1. Cut Aida cloth into 9” x 12” pieces. Aida cloth is a beautiful even-weave cloth, popular for cross stitch work, crewel embroidery, and other stitchery.
2. Decide on imagery that can be done in black, white, and gray, and think of where pops of color could be added for visual impact.
1. Familiarize yourself with basic embroidery stitches. After deciding on imagery for the painting portion of this project, use a pencil to very lightly sketch it onto the Aida cloth. To easily transfer an image to the cloth, tape the sketch to a bright window or light box and place the cloth over it. Trace.
2. Using acrylic paint and a brush, apply washes of paint to the cloth. The paint goes on very nicely if it is thinned with water. Use black and shades of gray made by mixing black and white. Where pure white is desired, leave the natural color of the Aida cloth. Let the painting dry.
3. Now, begin stitching! The blunt metal needle works perfectly on the cloth using the embroidery floss as packaged without separating strands. Knot one end of the floss, and thread the other through the needle. Only use a length of floss that is easy to work with — no more than 24” at a time.
4. Stitch in pops of colorful accents using traditional embroidery stitches such as the running stitch, back stitch, satin stitch, or a field of French knots. Experiment with the types of texture that can be created with stitching. Do as much or as little embroidery as desired. Invent new ways of stitching!
5. To display, glue edges to the back of a board such as a canvas panel. Or fray the sides by removing rows of thread from the fabric and glue to backing.
Optional Process for use with Paper
1. Follow steps 1 and 2 above.
2. Predetermine where stitching will be placed. Place the painting done on paper onto a piece of Wonderfoam sheet. Using the blunt needle, pre-punch holes for stitching. Finish as above.
Examples of basic embroidery stitches.
(A) Back Stitch - Bring the needle up from the back, pulling the thread through. Take a stitch back and pull the thread through. Make another stitch to the front. Insert the needle at the beginning of the previous stitch. This is a great stitch for outlining.
(B) Split Stitch - Make a back stitch. Put the needle in the middle of the previous stitch, splitting the threads. Pull the thread through and repeat! This is a quick, decorative option for the back stitch.
(C) Stem Stitch - Make a back stitch. Bring the needle up next to the middle of this stitch, then take another stitch to the front. Repeat, continuing to bring the thread up next to the previous stitch. This is the perfect stitch for curved lines.
(D) Satin Stitch - Start with the basic straight stitch. Make a second stich parallel to the first. Continue, always going from one side to the other. This stitch is great to fill in small areas with color.
(E) French Knot - Bring the thread up from the back. Firmly wrap the thread around the needle once (or twice for a double French Knot) then plunge the needle back down through the fabric very close to the point where it came up. Now slowly pull the thread through to the back. This stich is perfect to use for textural effects or as a decorative accent.

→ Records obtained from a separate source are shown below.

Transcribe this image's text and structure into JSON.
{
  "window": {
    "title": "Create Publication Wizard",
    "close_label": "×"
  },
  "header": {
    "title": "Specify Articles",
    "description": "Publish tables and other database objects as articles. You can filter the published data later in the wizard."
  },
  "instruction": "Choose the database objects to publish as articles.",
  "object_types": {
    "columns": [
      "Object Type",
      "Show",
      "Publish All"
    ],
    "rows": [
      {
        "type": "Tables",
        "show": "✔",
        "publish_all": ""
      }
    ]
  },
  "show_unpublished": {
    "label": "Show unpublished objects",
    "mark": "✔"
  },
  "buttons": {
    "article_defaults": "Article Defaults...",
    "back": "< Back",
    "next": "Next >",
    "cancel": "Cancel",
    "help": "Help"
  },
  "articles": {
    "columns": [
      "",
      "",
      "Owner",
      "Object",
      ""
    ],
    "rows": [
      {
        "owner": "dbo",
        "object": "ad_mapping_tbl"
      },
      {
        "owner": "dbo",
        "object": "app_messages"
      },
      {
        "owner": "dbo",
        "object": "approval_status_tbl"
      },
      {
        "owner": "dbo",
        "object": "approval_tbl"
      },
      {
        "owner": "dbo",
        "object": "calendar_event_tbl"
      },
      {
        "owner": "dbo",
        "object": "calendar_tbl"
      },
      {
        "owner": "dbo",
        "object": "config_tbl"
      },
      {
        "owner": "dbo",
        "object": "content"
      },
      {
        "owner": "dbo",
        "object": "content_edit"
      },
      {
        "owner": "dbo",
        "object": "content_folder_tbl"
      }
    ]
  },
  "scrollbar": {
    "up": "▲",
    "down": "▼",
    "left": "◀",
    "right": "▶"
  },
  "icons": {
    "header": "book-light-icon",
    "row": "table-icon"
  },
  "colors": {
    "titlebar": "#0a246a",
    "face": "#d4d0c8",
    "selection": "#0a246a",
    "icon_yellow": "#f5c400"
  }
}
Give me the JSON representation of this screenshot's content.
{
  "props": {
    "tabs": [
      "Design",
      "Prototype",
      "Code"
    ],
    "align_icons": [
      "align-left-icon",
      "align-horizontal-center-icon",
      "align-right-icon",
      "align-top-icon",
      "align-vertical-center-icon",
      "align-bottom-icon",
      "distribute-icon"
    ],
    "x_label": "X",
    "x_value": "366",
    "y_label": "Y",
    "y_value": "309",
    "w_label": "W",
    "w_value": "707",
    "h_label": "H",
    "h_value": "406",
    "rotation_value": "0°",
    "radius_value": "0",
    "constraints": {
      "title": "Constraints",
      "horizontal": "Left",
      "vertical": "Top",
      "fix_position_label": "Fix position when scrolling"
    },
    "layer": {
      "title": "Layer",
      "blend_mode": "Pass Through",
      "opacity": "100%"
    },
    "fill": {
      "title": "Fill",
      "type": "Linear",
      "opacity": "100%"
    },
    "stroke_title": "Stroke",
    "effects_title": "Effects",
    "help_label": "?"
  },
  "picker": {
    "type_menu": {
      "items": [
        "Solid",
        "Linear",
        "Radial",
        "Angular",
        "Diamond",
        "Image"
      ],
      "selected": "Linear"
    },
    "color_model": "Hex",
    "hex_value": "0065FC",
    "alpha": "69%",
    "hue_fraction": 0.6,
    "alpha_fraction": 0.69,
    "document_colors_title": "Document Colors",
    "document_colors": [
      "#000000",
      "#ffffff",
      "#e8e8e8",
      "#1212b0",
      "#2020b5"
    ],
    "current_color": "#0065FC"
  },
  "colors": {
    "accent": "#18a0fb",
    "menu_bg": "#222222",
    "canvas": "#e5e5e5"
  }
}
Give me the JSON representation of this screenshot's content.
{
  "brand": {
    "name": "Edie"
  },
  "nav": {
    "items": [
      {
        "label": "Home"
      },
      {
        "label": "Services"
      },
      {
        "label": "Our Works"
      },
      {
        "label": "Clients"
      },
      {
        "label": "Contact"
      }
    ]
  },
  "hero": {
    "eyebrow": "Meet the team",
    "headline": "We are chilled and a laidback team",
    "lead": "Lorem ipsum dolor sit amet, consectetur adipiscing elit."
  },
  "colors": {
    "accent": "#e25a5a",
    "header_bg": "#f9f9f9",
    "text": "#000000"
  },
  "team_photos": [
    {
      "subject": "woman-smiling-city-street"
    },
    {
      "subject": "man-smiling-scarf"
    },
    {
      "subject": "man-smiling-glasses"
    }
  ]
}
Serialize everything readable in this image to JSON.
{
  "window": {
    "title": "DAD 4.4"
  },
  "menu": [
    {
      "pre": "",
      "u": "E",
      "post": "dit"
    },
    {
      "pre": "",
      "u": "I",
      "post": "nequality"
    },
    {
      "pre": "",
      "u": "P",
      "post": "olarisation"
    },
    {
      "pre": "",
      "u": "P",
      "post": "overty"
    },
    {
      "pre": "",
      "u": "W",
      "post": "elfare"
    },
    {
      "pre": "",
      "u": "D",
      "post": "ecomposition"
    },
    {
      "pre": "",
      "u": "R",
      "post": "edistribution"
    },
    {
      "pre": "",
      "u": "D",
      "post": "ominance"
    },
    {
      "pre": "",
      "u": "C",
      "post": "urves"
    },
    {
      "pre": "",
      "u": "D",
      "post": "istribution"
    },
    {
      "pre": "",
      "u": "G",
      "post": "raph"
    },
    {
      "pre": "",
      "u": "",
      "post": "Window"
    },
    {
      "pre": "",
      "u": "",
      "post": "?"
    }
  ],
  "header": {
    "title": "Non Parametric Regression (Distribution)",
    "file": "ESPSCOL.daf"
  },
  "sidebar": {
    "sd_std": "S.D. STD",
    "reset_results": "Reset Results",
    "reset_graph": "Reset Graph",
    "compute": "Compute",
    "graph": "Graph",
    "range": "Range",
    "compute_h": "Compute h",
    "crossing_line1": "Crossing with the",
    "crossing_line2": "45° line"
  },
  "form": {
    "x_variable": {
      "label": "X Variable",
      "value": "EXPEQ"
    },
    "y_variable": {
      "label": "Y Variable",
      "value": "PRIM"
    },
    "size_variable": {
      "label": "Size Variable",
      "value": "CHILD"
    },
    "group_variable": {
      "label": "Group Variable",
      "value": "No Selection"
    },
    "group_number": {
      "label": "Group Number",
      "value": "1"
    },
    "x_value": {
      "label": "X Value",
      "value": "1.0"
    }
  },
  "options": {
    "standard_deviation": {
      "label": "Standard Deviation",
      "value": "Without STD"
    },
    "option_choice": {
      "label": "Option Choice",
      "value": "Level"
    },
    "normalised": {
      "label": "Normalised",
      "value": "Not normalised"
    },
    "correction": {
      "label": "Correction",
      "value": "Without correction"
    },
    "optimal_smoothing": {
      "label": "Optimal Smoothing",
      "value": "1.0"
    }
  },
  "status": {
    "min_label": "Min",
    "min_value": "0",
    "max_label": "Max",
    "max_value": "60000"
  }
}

(F) Cross Stitch - Make a series of diagonal stitches. Then reverse the diagonal to create a line of decorative x’s.
(G) Lazy Daisy – Bring the needle up, then down right next to that point, leaving a loop of thread. Tac the loop with a small stitch to create a petal shape. Make numerous petals to create a daisy. Finish with a French Knot in the center.